(Beginning of SUPPLIED MATERIAL)

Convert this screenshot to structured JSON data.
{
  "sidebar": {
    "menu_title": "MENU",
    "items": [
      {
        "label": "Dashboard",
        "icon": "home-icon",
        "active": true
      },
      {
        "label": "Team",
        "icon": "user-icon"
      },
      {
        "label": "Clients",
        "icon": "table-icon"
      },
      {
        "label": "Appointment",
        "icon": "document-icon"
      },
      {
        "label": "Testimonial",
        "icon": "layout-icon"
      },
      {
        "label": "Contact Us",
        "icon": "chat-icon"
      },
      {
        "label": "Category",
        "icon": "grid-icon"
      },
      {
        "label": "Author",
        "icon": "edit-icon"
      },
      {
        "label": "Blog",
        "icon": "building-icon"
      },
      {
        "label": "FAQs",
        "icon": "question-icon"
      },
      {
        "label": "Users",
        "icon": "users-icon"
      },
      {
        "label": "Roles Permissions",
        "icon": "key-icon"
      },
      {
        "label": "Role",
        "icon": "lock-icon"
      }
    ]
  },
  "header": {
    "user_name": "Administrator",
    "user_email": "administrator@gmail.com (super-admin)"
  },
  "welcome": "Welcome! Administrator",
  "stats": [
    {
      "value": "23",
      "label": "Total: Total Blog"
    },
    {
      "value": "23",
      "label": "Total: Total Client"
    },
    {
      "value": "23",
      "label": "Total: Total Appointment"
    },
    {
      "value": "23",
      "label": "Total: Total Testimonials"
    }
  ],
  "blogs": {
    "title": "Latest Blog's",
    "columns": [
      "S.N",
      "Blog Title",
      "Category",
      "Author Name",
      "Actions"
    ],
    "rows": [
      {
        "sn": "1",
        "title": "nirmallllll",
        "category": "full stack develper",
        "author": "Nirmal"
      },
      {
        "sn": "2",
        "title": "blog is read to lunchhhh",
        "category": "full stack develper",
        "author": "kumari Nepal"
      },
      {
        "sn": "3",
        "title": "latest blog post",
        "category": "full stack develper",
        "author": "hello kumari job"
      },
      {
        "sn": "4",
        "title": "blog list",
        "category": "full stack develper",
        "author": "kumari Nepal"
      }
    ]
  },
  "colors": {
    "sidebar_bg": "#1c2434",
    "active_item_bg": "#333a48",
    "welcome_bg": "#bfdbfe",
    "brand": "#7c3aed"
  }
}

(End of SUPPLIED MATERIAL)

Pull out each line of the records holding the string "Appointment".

        "label": "Appointment",
      "label": "Total: Total Appointment"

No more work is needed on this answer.